We all know water is really life itself. Something we often don’t think about, and even take for granted, is the treatment of this indispensable resource. Phil Brandhuber, Ph.D shares his thoughts and experiences investigating the solutions to some persistent and puzzling water treatment questions.
Like vowels in the alphabet, the names of inorganic containments tend to roll off my tongue: nitrate, manganese, arsenic, and fluoride. My experience with inorganics began almost 20 years ago when my advisor, Professor Gary Amy, asked if I wanted to work on a project to investigate how to treat arsenic (the poison of choice since ancient times) in drinking water using membrane technology. At that point, the only thing I knew about arsenic came from seeing the play “Arsenic and Old Lace.” But in time arsenic and I became “friends,” and this friendship eventually turned into my Ph.D dissertation. After graduation I was gratified to see my work play a role in the development of EPA’s arsenic rule in 2000.
As a rule inorganic contaminants don’t contain carbon and commonly occur in nature. Contaminants like arsenic, chromium, iron and manganese are widely present on the earth’s surface and naturally end up in our water. Over the years I have learned that treating inorganic contaminants in water can be devilishly difficult. Even the name “inorganic,” is frustrating—defining what they are not—organic.
Not all inorganic contaminants occur naturally, some are the result of pollution. One example is chemical perchlorate, used in some rocket fuels, explosives, and fireworks. Others are a consequence of the interplay of pollution and natural processes. For instance, nitrate is naturally formed by the oxidation of ammonia in fertilizer or leaks from septic systems.

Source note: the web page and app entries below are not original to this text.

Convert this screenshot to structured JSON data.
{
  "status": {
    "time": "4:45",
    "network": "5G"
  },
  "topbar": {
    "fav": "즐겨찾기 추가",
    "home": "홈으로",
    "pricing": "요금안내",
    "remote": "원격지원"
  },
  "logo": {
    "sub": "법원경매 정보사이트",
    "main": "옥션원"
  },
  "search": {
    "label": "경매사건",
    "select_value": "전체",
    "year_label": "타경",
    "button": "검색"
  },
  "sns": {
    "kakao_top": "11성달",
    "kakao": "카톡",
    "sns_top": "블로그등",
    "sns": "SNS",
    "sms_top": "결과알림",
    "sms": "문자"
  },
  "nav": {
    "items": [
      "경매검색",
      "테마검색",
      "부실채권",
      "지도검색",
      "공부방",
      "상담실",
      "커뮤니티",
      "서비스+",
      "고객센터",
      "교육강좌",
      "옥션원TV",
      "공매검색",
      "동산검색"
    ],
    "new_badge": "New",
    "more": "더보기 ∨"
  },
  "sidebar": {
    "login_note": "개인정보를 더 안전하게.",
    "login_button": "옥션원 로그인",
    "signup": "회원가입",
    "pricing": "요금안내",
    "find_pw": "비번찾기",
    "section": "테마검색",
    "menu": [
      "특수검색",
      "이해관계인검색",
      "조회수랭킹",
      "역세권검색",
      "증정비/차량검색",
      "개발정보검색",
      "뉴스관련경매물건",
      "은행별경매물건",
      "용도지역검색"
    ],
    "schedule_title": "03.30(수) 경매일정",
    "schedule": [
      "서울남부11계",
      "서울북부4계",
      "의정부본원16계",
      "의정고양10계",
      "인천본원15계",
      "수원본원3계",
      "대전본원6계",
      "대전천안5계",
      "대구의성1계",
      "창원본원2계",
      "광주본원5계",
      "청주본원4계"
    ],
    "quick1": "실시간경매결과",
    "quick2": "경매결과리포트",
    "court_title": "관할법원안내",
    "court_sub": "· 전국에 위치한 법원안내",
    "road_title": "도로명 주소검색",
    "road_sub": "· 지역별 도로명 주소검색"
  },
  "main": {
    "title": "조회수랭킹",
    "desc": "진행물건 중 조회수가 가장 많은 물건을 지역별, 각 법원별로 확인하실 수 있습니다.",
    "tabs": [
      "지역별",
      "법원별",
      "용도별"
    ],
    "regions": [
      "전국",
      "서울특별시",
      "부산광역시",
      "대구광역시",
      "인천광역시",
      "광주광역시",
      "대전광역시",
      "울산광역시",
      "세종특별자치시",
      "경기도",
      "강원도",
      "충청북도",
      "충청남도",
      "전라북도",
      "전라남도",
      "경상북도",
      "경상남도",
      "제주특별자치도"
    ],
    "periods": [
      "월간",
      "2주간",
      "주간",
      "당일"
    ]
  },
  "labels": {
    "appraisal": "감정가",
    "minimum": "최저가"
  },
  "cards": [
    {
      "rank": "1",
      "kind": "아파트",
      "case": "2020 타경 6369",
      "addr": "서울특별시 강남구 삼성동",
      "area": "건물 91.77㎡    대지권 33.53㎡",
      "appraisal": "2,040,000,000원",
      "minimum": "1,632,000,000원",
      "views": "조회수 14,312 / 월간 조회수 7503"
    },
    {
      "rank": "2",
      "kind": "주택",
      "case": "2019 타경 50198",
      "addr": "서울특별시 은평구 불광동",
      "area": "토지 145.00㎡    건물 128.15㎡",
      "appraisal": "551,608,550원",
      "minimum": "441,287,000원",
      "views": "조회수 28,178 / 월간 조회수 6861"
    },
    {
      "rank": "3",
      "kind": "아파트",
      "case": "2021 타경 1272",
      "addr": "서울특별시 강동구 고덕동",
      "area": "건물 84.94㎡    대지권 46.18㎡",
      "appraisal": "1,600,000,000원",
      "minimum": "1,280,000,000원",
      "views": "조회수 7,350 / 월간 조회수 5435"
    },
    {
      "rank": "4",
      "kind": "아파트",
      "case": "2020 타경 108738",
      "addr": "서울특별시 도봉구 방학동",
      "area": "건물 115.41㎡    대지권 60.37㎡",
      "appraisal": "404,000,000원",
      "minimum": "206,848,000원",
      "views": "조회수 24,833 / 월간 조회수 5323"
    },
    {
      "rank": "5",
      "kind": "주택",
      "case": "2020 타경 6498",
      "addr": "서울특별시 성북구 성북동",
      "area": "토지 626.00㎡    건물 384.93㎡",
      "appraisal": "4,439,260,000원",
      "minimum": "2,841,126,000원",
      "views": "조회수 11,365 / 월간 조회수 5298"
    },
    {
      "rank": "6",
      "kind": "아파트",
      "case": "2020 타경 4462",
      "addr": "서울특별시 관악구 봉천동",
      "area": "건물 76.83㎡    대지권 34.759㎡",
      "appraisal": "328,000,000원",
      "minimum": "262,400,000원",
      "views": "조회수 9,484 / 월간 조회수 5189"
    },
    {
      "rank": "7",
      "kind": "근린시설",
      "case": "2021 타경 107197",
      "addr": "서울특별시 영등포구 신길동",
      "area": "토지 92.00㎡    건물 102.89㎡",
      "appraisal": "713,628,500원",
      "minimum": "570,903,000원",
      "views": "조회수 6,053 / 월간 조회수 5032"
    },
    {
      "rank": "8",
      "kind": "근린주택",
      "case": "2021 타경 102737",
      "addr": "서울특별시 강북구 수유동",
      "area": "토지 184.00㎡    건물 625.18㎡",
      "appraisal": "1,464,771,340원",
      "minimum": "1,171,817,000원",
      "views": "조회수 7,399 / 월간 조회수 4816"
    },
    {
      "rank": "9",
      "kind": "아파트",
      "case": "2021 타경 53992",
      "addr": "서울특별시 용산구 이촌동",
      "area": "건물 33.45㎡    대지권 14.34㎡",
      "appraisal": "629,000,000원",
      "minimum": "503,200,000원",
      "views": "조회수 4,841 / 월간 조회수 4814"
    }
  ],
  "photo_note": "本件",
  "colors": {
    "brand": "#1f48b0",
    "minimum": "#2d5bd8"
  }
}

In some cases past engineering practices expose us to inorganics, for example through previous decisions regarding which pipe material is used to convey water to the consumer’s tap.
Some inorganics are indisputably harmful to human health. Nitrate and lead present thorny problems for drinking water utilities. Both contaminants are harmful to vulnerable populations, specifically infants and children, and both contaminants are hard to manage. We’re able to effectively remove nitrate from water, but the disposal of the treatment waste stream is technically challenging and expensive.
Lead doesn’t present a treatment issue, since most water sources contain trivial amounts of lead. Instead it is a legacy engineering issue tied to existing distribution system infrastructure. Exposure to lead, released from lead pipes and lead-containing fixtures used in the 20th century is a serious health risk. These pipes and fixtures, sometimes installed 50 to 100 years ago, may leach lead into water at the customer’s tap. Ultimately, removing these sources of lead will eliminate customer exposure; but, this is a vastly expensive undertaking, complicated by the fact that many of the pipes and fixtures are not owned by the utility. They are located on the customer’s property and owned by the customer. Solving the lead problem will challenge utilities for years to come.
In several cases, small amounts of some inorganics are beneficial to human health; while a large amount of the same inorganic is harmful. It is a delicate balancing act. For instance, within a narrow range, fluoride promotes dental health. On the other hand, exposure to too much fluoride can discolor teeth and weaken bones.
Over the years, I’ve developed “friendships” with many inorganics, and have researched the occurrence and treatment of chromium, perchlorate and manganese, as well as working on projects involving inorganics, ranging from the chemical, antimony, to zinc. Along the way, I’ve worked with advanced technologies such as ion exchange and electrodialysis, as well as trying to improve methods for disposing of residuals released from treatment processes.
My current drinking water challenge is collaborating on a project with a Japanese company which has developed a unique ion exchange treatment technology capable of removing arsenic. Working through HDR’s Water Institute, we are evaluating if this new technology can provide value for our clients.
Twenty years of working with inorganics has taught me this about inorganics: Defining and treating inorganics may be frustrating, but working with them is endlessly fascinating.
Top Image: Phil Brandhuber, with University of New Mexico professor Kerry Howe, testing an experimental technology for inorganics treatment.
Image within the blog: RO/NF membrane technology that we typically use for treating inorganics.